Excerpts from an interface dataset:
· · · · · · ·

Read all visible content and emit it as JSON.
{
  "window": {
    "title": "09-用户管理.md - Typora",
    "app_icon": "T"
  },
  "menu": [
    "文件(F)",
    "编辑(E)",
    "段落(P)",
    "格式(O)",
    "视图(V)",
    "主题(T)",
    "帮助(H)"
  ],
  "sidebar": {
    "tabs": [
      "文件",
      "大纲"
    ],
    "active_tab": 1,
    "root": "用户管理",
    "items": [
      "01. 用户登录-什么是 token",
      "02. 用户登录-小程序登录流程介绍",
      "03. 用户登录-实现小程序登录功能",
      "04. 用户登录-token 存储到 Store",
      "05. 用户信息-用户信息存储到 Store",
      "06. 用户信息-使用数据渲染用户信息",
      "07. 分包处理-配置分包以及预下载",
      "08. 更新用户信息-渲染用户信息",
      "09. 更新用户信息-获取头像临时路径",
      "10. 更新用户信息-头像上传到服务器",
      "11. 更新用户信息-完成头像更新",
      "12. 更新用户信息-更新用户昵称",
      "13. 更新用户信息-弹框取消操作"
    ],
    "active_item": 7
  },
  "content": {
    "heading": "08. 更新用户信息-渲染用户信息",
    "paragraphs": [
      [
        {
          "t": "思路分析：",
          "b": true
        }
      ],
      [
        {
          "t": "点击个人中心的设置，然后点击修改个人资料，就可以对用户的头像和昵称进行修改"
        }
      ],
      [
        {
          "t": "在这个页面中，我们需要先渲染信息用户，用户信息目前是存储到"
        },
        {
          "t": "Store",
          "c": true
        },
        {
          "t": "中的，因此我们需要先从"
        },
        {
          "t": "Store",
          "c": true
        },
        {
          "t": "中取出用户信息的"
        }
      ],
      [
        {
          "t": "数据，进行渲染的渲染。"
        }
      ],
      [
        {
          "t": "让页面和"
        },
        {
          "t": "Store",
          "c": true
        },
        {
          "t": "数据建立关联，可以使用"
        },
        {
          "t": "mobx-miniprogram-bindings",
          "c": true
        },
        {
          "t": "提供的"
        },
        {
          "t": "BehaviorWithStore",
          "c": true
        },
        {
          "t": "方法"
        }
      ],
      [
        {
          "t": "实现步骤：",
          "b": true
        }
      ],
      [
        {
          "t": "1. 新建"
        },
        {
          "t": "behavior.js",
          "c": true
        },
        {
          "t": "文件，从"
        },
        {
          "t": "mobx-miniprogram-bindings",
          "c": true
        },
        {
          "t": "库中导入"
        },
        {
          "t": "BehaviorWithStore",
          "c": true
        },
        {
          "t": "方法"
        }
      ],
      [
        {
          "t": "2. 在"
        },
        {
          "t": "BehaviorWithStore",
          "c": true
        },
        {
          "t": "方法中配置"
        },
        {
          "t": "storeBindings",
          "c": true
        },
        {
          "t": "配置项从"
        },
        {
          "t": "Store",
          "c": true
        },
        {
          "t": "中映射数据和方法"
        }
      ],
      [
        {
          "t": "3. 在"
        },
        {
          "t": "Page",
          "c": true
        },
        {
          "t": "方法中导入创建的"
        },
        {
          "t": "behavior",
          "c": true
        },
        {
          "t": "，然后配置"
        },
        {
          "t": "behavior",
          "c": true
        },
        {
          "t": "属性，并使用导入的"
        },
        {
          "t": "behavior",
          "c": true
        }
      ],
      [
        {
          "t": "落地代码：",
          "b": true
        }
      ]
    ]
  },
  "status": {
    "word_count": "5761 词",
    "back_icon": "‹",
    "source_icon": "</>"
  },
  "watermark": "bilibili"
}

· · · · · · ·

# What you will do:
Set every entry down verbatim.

# Reply to the task:
Read all visible content and emit it as JSON.
{
  "window": {
    "title": "09-用户管理.md - Typora",
    "app_icon": "T"
  },
  "menu": [
    "文件(F)",
    "编辑(E)",
    "段落(P)",
    "格式(O)",
    "视图(V)",
    "主题(T)",
    "帮助(H)"
  ],
  "sidebar": {
    "tabs": [
      "文件",
      "大纲"
    ],
    "active_tab": 1,
    "root": "用户管理",
    "items": [
      "01. 用户登录-什么是 token",
      "02. 用户登录-小程序登录流程介绍",
      "03. 用户登录-实现小程序登录功能",
      "04. 用户登录-token 存储到 Store",
      "05. 用户信息-用户信息存储到 Store",
      "06. 用户信息-使用数据渲染用户信息",
      "07. 分包处理-配置分包以及预下载",
      "08. 更新用户信息-渲染用户信息",
      "09. 更新用户信息-获取头像临时路径",
      "10. 更新用户信息-头像上传到服务器",
      "11. 更新用户信息-完成头像更新",
      "12. 更新用户信息-更新用户昵称",
      "13. 更新用户信息-弹框取消操作"
    ],
    "active_item": 7
  },
  "content": {
    "heading": "08. 更新用户信息-渲染用户信息",
    "paragraphs": [
      [
        {
          "t": "思路分析：",
          "b": true
        }
      ],
      [
        {
          "t": "点击个人中心的设置，然后点击修改个人资料，就可以对用户的头像和昵称进行修改"
        }
      ],
      [
        {
          "t": "在这个页面中，我们需要先渲染信息用户，用户信息目前是存储到"
        },
        {
          "t": "Store",
          "c": true
        },
        {
          "t": "中的，因此我们需要先从"
        },
        {
          "t": "Store",
          "c": true
        },
        {
          "t": "中取出用户信息的"
        }
      ],
      [
        {
          "t": "数据，进行渲染的渲染。"
        }
      ],
      [
        {
          "t": "让页面和"
        },
        {
          "t": "Store",
          "c": true
        },
        {
          "t": "数据建立关联，可以使用"
        },
        {
          "t": "mobx-miniprogram-bindings",
          "c": true
        },
        {
          "t": "提供的"
        },
        {
          "t": "BehaviorWithStore",
          "c": true
        },
        {
          "t": "方法"
        }
      ],
      [
        {
          "t": "实现步骤：",
          "b": true
        }
      ],
      [
        {
          "t": "1. 新建"
        },
        {
          "t": "behavior.js",
          "c": true
        },
        {
          "t": "文件，从"
        },
        {
          "t": "mobx-miniprogram-bindings",
          "c": true
        },
        {
          "t": "库中导入"
        },
        {
          "t": "BehaviorWithStore",
          "c": true
        },
        {
          "t": "方法"
        }
      ],
      [
        {
          "t": "2. 在"
        },
        {
          "t": "BehaviorWithStore",
          "c": true
        },
        {
          "t": "方法中配置"
        },
        {
          "t": "storeBindings",
          "c": true
        },
        {
          "t": "配置项从"
        },
        {
          "t": "Store",
          "c": true
        },
        {
          "t": "中映射数据和方法"
        }
      ],
      [
        {
          "t": "3. 在"
        },
        {
          "t": "Page",
          "c": true
        },
        {
          "t": "方法中导入创建的"
        },
        {
          "t": "behavior",
          "c": true
        },
        {
          "t": "，然后配置"
        },
        {
          "t": "behavior",
          "c": true
        },
        {
          "t": "属性，并使用导入的"
        },
        {
          "t": "behavior",
          "c": true
        }
      ],
      [
        {
          "t": "落地代码：",
          "b": true
        }
      ]
    ]
  },
  "status": {
    "word_count": "5761 词",
    "back_icon": "‹",
    "source_icon": "</>"
  },
  "watermark": "bilibili"
}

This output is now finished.